So, we pray fervently that God would give us both the heart and the energy to do his work. And first and foremost, we strive to do this work simply because we love God, we want to please him, and we know that at his right hand are “eternal pleasures” (Ps. 16:11).
But despite how it may sound to our ears, both Jesus and Paul present heavenly rewards as a pure, secondary motivation.
Use Heavenly Rewards as Economic Incentive
We are an economic people that respond to economic incentives. Let’s be honest. We often buy things because they are Buy One Get One that we wouldn’t have purchased at normal price. Everyone loves a sale. Yet, concerning Christianity, we don’t like to think about being incentivized; we consider it sinful behavior. But Jesus made us, and he knows how he has wired us. It’s not our behavioral responses to incentives that are bad but being incentivized by the wrong things. Jesus says, “But store up for yourselves treasures in heaven, where neither moth nor rust destroys, and where thieves don’t break in and steal” (Matt. 6:20). The implication is this: don’t be incentivized by worldly things but by the treasures of the Kingdom of God.
Paul goes with this same sentiment in 1 Timothy 6: “Instruct [the rich] to do what is good, to be rich in good works, to be generous and willing to share, storing up treasure for themselves as a good foundation for the coming age, so that they may take hold of what is truly life” (vs 18-19).
That last thought of Paul’s is interesting. It seems that he believed that one can enhance one’s experience of the Kingdom by trading good works for heavenly riches. What are theses riches? That is hotly debated, and answers range from the praise of God to literal heavenly wealth to greater authority and rule in the Kingdom.

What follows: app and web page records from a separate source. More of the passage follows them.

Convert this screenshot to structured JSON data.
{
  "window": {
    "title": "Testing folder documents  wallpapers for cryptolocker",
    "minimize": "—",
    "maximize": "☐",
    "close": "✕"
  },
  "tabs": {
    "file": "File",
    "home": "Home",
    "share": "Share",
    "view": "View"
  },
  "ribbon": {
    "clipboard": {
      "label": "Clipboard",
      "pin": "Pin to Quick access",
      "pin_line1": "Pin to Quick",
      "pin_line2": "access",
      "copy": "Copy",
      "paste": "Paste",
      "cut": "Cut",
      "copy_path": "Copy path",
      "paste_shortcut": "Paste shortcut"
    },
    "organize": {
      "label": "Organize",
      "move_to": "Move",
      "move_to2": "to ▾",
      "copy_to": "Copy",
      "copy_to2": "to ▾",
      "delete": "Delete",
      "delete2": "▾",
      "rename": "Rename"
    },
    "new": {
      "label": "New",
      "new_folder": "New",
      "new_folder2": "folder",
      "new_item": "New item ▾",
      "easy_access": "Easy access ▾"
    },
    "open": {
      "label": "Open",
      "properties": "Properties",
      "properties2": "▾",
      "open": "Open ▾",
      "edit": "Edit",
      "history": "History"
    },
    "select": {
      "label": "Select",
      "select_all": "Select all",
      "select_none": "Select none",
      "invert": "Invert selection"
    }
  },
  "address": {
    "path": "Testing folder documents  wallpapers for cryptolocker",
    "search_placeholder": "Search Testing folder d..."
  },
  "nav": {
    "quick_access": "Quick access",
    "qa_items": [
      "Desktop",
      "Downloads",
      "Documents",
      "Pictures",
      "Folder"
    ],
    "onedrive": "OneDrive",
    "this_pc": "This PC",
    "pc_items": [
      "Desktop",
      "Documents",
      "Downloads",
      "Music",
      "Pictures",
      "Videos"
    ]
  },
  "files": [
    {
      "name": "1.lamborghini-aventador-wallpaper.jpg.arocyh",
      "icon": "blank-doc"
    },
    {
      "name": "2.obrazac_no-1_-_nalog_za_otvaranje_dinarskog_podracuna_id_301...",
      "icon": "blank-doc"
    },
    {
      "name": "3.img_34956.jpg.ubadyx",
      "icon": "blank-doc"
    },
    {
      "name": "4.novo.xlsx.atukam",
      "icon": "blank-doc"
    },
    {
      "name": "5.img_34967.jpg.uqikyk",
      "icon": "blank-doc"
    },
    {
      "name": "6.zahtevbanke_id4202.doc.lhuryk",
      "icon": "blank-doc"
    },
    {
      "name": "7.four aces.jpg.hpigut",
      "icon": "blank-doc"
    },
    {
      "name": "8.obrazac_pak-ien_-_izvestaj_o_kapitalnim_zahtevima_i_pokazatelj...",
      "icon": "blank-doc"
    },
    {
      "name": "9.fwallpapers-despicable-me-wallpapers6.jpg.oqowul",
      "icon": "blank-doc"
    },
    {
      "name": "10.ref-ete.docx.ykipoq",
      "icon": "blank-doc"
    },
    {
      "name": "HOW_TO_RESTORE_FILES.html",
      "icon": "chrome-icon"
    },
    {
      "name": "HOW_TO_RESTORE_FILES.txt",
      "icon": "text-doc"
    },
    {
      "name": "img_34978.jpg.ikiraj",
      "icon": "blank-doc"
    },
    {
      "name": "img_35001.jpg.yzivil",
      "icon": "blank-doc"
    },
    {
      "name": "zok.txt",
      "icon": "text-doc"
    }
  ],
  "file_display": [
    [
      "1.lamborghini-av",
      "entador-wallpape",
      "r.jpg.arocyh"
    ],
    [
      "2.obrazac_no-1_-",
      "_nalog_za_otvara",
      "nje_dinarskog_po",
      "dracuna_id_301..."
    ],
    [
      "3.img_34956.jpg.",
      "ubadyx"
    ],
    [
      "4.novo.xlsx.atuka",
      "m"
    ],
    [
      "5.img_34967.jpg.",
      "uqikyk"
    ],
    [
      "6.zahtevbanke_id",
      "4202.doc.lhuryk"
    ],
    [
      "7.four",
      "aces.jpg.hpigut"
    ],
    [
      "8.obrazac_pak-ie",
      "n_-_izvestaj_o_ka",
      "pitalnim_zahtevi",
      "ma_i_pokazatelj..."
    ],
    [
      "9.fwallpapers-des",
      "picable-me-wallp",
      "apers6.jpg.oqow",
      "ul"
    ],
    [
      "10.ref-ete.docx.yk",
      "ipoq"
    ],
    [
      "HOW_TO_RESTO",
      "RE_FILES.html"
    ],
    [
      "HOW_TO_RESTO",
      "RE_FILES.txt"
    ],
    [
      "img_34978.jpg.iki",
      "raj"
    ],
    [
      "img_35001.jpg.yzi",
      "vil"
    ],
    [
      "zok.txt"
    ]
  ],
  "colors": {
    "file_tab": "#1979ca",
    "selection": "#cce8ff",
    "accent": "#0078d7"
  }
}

Regardless of what these rewards are (and there is much more that could be said about this topic in general), we need to take stock of our life and see if we believe this. Does the way we strive to leverage our lives—our time, talent, and treasure—show clearly that we expect to receive a reward that far outshines what we have done? Where do our earthly lives show that our home is?
John Calvin, in writing on this topic of heavenly reward, says that to truly understand this topic and live it out is to be like a family who sends all their goods and furniture to the house they just purchased, while still eating dinner on the floor of their old apartment, using paper plates and plastic utensils. Their assurance of the superior worth of their new home allows them to live joyfully deprived lives while they wait for the glorious home that’s to come.
-Alex Nolette (Equip Coordinator)
 I recognize that there is some debate as to whether the rewards in Matthew 6 are given in heaven or at some point in the present. But, while conceding this, I find it to be sure ground that many who read these verses will think of heavenly rewards.
 I have expanded this analogy, but I am convinced that Calvin would approve.